:: Brief ::
Working from the listing below, pick each line containing the word "author" and copy it.

:: Information ::
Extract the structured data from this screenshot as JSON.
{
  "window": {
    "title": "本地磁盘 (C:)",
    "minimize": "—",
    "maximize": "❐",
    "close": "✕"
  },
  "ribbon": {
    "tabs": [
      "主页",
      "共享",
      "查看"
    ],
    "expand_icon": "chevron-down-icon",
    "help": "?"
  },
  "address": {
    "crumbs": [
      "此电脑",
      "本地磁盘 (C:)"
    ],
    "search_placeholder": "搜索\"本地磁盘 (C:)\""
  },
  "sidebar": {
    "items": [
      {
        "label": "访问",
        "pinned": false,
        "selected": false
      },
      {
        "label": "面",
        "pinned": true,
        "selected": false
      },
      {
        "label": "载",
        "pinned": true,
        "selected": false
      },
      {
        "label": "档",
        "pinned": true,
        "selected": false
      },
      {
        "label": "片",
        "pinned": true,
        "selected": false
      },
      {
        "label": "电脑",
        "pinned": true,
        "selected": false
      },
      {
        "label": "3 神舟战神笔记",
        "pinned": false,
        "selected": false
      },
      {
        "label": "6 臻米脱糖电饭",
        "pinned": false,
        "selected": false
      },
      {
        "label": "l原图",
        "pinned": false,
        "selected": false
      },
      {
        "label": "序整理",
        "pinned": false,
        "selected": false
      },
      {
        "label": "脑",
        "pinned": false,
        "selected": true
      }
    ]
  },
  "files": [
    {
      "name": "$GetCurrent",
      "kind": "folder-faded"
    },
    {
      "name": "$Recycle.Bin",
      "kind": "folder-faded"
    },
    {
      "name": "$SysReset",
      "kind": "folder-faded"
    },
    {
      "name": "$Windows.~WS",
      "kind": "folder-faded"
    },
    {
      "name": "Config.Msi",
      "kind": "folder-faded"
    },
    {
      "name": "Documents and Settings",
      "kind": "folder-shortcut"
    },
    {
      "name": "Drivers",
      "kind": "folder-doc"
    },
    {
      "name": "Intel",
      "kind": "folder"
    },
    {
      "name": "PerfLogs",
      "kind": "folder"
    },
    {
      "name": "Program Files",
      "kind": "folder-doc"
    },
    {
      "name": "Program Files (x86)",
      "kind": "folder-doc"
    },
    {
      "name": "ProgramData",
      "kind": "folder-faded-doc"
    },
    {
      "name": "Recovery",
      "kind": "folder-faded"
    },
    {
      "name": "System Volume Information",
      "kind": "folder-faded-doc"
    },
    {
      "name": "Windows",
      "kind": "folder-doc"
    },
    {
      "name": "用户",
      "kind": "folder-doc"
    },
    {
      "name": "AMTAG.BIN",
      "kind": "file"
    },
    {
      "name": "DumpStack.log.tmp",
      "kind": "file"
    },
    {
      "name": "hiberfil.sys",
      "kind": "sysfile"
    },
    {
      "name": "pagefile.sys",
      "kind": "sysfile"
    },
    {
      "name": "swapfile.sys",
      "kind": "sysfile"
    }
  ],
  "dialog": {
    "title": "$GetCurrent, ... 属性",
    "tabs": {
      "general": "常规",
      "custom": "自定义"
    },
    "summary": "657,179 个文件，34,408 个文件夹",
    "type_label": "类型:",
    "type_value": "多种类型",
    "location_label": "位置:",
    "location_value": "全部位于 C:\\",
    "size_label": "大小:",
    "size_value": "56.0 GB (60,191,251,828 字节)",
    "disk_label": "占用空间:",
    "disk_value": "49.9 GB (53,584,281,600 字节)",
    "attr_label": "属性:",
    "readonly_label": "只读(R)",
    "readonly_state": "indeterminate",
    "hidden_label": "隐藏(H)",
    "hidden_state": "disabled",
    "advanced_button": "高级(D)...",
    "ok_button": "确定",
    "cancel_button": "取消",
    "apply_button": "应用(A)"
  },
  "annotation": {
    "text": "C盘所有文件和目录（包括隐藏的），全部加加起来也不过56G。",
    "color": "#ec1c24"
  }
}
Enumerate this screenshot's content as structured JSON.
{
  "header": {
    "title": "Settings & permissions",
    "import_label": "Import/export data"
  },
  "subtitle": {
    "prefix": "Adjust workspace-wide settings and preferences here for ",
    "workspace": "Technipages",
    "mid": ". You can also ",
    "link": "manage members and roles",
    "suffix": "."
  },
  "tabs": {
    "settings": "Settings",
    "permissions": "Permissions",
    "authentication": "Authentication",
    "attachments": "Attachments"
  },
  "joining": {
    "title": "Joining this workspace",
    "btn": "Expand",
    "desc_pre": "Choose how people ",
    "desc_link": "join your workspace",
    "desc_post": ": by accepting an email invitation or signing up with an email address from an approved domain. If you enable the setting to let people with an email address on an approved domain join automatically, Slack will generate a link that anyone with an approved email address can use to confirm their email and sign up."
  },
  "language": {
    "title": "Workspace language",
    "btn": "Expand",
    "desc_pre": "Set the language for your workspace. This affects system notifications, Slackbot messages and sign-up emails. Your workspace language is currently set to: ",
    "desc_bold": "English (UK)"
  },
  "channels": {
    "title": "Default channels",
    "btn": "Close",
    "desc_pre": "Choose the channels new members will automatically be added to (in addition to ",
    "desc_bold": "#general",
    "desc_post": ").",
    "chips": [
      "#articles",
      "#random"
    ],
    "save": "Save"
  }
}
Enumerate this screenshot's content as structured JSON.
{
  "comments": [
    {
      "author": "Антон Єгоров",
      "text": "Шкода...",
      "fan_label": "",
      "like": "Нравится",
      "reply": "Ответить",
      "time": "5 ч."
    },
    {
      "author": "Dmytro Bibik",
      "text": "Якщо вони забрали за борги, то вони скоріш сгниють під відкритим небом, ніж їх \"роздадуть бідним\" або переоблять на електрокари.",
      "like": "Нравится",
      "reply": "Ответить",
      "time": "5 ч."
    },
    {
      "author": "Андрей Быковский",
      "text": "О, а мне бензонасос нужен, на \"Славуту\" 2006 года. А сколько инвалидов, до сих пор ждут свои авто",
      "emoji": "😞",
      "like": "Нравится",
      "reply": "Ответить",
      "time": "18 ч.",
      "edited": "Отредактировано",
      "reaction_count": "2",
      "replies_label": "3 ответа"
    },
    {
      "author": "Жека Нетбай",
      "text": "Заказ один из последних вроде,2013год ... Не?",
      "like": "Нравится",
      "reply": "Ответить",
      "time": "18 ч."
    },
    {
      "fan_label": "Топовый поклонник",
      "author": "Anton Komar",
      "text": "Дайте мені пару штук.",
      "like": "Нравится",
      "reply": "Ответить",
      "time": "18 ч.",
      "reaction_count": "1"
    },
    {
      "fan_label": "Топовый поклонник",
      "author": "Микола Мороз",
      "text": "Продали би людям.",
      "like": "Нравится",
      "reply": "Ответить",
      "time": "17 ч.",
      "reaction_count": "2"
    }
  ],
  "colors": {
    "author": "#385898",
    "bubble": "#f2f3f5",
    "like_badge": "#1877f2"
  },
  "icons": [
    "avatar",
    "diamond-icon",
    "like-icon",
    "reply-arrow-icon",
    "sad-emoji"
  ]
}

:: Solution ::
      "author": "Антон Єгоров",
      "author": "Dmytro Bibik",
      "author": "Андрей Быковский",
      "author": "Жека Нетбай",
      "author": "Anton Komar",
      "author": "Микола Мороз",
    "author": "#385898",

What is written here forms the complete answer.